The Tory leader had wanted to kick off his party's annual conference today with headline-grabbing promises to slash taxes.
Instead of a headline-grabbing weirdo who's thrown paint on his gob to look like Anthea Turner in panto.
The sole reason to watch the film is the voyeuristic pleasure of Affleck and Paltrow playing out their headline-grabbing on-off-on-off relationship.
The scrum-half, who played a key role in England's historic victory over Australia, told how Erica's headline-grabbing streak across the pitch at Twickenham "opened my eyes" and helped make his first experience of international rugby a memorable one.
And he's determined there will be no headline-grabbing act again today when his side take on Clyde.
Even the headline-grabbing encounter between Manchester United and Arsenal ended with neither side being able to find the back of the net.
Though the drama of headline-grabbing rescues often doesn't carry over the big screen, Pure Flix Entertainment co-founder Michael Scott believes the story about the 12 boys and their 25-year-old coach is ripe for movie adaptation.
It is to mention here that even as the country emphasizes on headline-grabbing ailments, hemophilia, a little known blood disorder, is turning out to be a plague with more than 50,000 people affected.
NEW YORK (AFP) - The MTV Video Music Awards, one of the year's most headline-grabbing pop culture events, is returning to Los Angeles.
Further along the new panel, Mr Walsh is already demonstrating his expertise in bitching and headline-grabbing.

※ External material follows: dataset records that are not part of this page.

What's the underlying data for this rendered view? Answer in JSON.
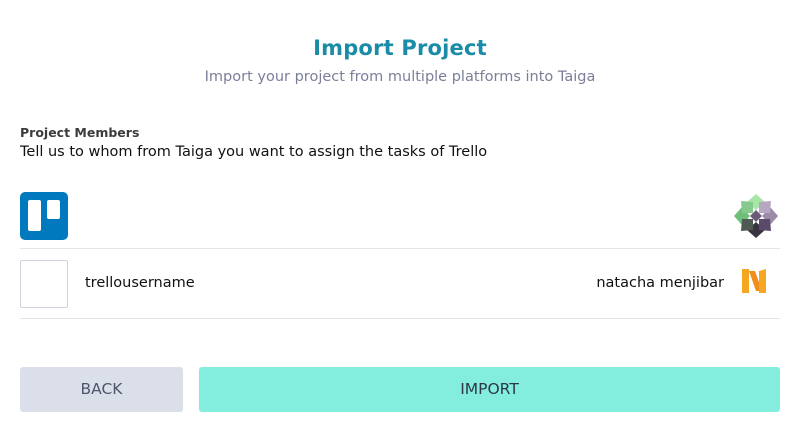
{
  "header": {
    "title": "Import Project",
    "subtitle": "Import your project from multiple platforms into Taiga"
  },
  "members_section": {
    "label": "Project Members",
    "description": "Tell us to whom from Taiga you want to assign the tasks of Trello"
  },
  "platforms": {
    "source_icon": "trello-logo-icon",
    "target_icon": "taiga-logo-icon"
  },
  "mapping": {
    "source_user": "trellousername",
    "source_avatar_icon": "empty-avatar",
    "target_user": "natacha menjibar",
    "target_avatar_icon": "user-avatar-icon"
  },
  "actions": {
    "back_label": "BACK",
    "import_label": "IMPORT"
  },
  "colors": {
    "title": "#1a8ca8",
    "trello_blue": "#0079bf",
    "back_button": "#dadfe9",
    "import_button": "#83eedd"
  }
}
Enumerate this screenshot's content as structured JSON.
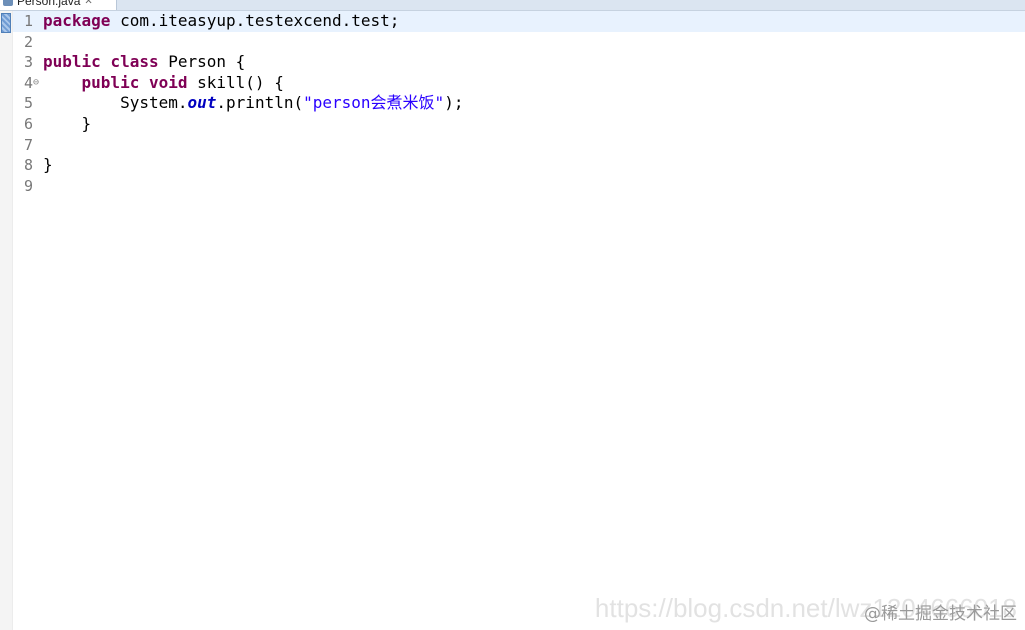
{
  "tab": {
    "title": "Person.java",
    "close_glyph": "✕"
  },
  "editor": {
    "lines": [
      {
        "num": "1",
        "fold": "",
        "tokens": [
          {
            "t": "package",
            "c": "kw"
          },
          {
            "t": " com.iteasyup.testexcend.test;",
            "c": ""
          }
        ]
      },
      {
        "num": "2",
        "fold": "",
        "tokens": []
      },
      {
        "num": "3",
        "fold": "",
        "tokens": [
          {
            "t": "public",
            "c": "kw"
          },
          {
            "t": " ",
            "c": ""
          },
          {
            "t": "class",
            "c": "kw"
          },
          {
            "t": " Person {",
            "c": ""
          }
        ]
      },
      {
        "num": "4",
        "fold": "⊖",
        "tokens": [
          {
            "t": "    ",
            "c": ""
          },
          {
            "t": "public",
            "c": "kw"
          },
          {
            "t": " ",
            "c": ""
          },
          {
            "t": "void",
            "c": "kw"
          },
          {
            "t": " skill() {",
            "c": ""
          }
        ]
      },
      {
        "num": "5",
        "fold": "",
        "tokens": [
          {
            "t": "        System.",
            "c": ""
          },
          {
            "t": "out",
            "c": "field"
          },
          {
            "t": ".println(",
            "c": ""
          },
          {
            "t": "\"person会煮米饭\"",
            "c": "str"
          },
          {
            "t": ");",
            "c": ""
          }
        ]
      },
      {
        "num": "6",
        "fold": "",
        "tokens": [
          {
            "t": "    }",
            "c": ""
          }
        ]
      },
      {
        "num": "7",
        "fold": "",
        "tokens": []
      },
      {
        "num": "8",
        "fold": "",
        "tokens": [
          {
            "t": "}",
            "c": ""
          }
        ]
      },
      {
        "num": "9",
        "fold": "",
        "tokens": []
      }
    ]
  },
  "watermark": {
    "url_text": "https://blog.csdn.net/lwz1204666018",
    "tag_text": "@稀土掘金技术社区"
  },
  "colors": {
    "keyword": "#7f0055",
    "field": "#0000c0",
    "string": "#2a00ff",
    "current_line": "#e8f2fe"
  }
}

WHAT BRITAIN BUYS Channel 4, 8.00pm Retail guru Mary Portas continues her look at shopping trends, including the PS4.6 billion a year the British public shell out on their pets, Victoria Beckham's headline-grabbing flat shoes, the rising sales of certain 1970s products and the growing popularity of 'she sheds' in response to 'man caves'.